So.... we went ahead and decided that separate was not equal, that everyone was entitled to a fair and equal opportunity for education, that disabled and elderly would be afforded a standard of care and living that would be free of humiliation and disdain, that women could vote and go to college, and this has now led some Americans to believe that universal  healthcare IS a "common good" that should extend to all who share citizenship of a union that is at least supposed to continually strive to be "more perfect".   

I don't know if I agree that we should have a Euro model of universal healthcare, and I certainly believe that every able-bodied person in America should be contributing positively to society (mostly by working and taking care of themselves!), but to say that within the context of the social and ethical evolution we've seen in this country that the notion of healthcare as a right is a 'radical' notion I think is missing a great deal of context that would suggest otherwise.
Title: Re: The President Trump Thread
Post by: Big333223 on February 19, 2017, 12:19:18 PM
"Trump family trips cost taxpayers $11.3m in one month – almost as much as Obama’s cost in a year"
http://www.independent.co.uk/news/world/americas/us-politics/donald-trump-costs-trips-security-taxpayer-barack-obama-month-year-a7586261.html

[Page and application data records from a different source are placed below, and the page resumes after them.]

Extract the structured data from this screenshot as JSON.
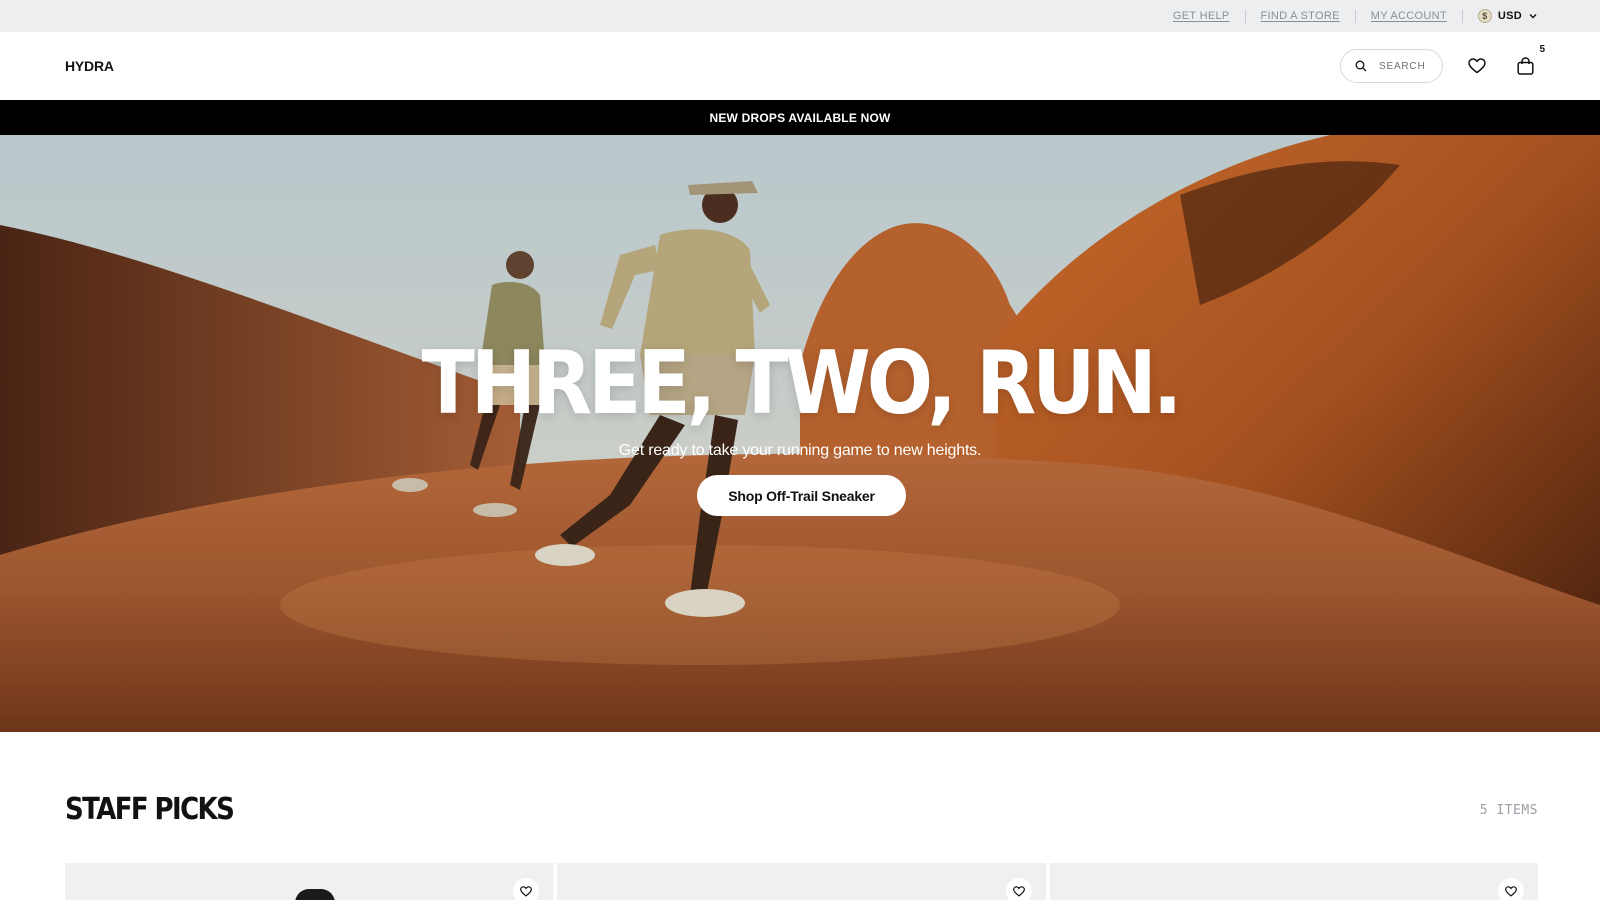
{
  "utility": {
    "links": [
      "GET HELP",
      "FIND A STORE",
      "MY ACCOUNT"
    ],
    "currency_symbol": "$",
    "currency": "USD"
  },
  "header": {
    "logo": "HYDRA",
    "search_placeholder": "SEARCH",
    "bag_count": "5"
  },
  "announcement": "NEW DROPS AVAILABLE NOW",
  "hero": {
    "title": "THREE, TWO, RUN.",
    "subtitle": "Get ready to take your running game to new heights.",
    "cta": "Shop Off-Trail Sneaker"
  },
  "staff_picks": {
    "title": "STAFF PICKS",
    "count": "5 ITEMS"
  },
  "icons": {
    "search": "search-icon",
    "wishlist": "heart-icon",
    "bag": "shopping-bag-icon",
    "currency_dropdown": "chevron-down-icon"
  },
  "colors": {
    "utility_bg": "#eceef0",
    "announcement_bg": "#000000",
    "card_bg": "#eef0f2",
    "muted_text": "#8a8f96"
  }
}
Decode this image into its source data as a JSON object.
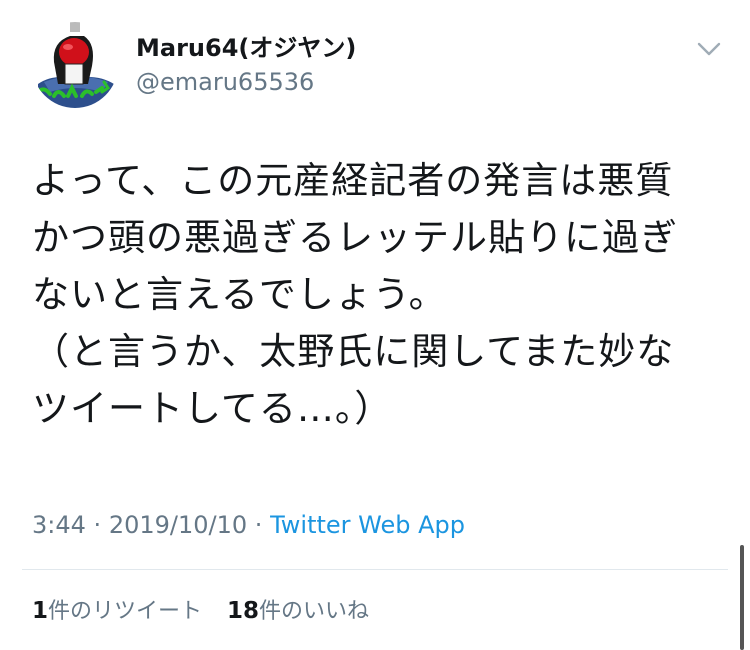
{
  "user": {
    "display_name": "Maru64(オジヤン)",
    "handle": "@emaru65536",
    "avatar_icon": "avatar-icon"
  },
  "menu": {
    "icon": "chevron-down-icon"
  },
  "tweet": {
    "lines": [
      "よって、この元産経記者の発言は悪質",
      "かつ頭の悪過ぎるレッテル貼りに過ぎ",
      "ないと言えるでしょう。",
      "（と言うか、太野氏に関してまた妙な",
      "ツイートしてる…。）"
    ]
  },
  "meta": {
    "time": "3:44",
    "date": "2019/10/10",
    "separator": "·",
    "source": "Twitter Web App"
  },
  "stats": {
    "retweets_count": "1",
    "retweets_label": "件のリツイート",
    "likes_count": "18",
    "likes_label": "件のいいね"
  },
  "colors": {
    "text": "#14171a",
    "secondary": "#657786",
    "link": "#1b95e0",
    "divider": "#e1e8ed"
  }
}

And another article from the Washington post about the president's spending and conflicts:
https://www.washingtonpost.com/business/economy/trump-familys-elaborate-lifestyle-a-logistical-nightmare--at-taxpayer-expense/2017/02/16/763cce8e-f2ce-11e6-a9b0-ecee7ce475fc_story.html?postshare=3851487333451275&tid=ss_tw&utm_term=.0527d9ad0b43

Supposedly he was elected because, as a businessman, he knew how to handle money and was going to make Washington work again. So far, the exact opposite. More waste and corruption than ever.
Title: Re: The President Trump Thread
Post by: nickagneta on February 19, 2017, 01:12:20 PM
"Trump family trips cost taxpayers $11.3m in one month – almost as much as Obama’s cost in a year"
http://www.independent.co.uk/news/world/americas/us-politics/donald-trump-costs-trips-security-taxpayer-barack-obama-month-year-a7586261.html

And another article from the Washington post about the president's spending and conflicts:
https://www.washingtonpost.com/business/economy/trump-familys-elaborate-lifestyle-a-logistical-nightmare--at-taxpayer-expense/2017/02/16/763cce8e-f2ce-11e6-a9b0-ecee7ce475fc_story.html?postshare=3851487333451275&tid=ss_tw&utm_term=.0527d9ad0b43

Supposedly he was elected because, as a businessman, he knew how to handle money and was going to make Washington work again. So far, the exact opposite. More waste and corruption than ever.
An estimated half billion dollars or more over 4 years to protect the first family simply because they have an extravagent lifestyle. This shouldn't be a partisan subject. Americans both red and blue should be enraged.
Title: Re: The President Trump Thread
Post by: nickagneta on February 19, 2017, 01:44:16 PM
So Mr. President...care to explain what terror attack happened in Sweden last night? Liars accuse others of doing all the lying. Apparently those who create fake news are the ones that accuse everyone else of reporting fake news. Bowling Green Massacre...Atlanta terror attack...terrorism in Sweden...where does it all end?!?!?!
Title: Re: The President Trump Thread
Post by: BlackCeltic on February 19, 2017, 01:47:02 PM
So Mr. President...care to explain what terror attack happened in Sweden last night? Liars accuse others of doing all the lying. Apparently those who create fake news are the ones that accuse everyone else of reporting fake news. Bowling Green Massacre...Atlanra terror attack...terrorism in Sweden...where does it all end?!?!?!

Whenever U.S. drops a bomb on itself?
Title: Re: The President Trump Thread
Post by: KGs Knee on February 19, 2017, 01:47:02 PM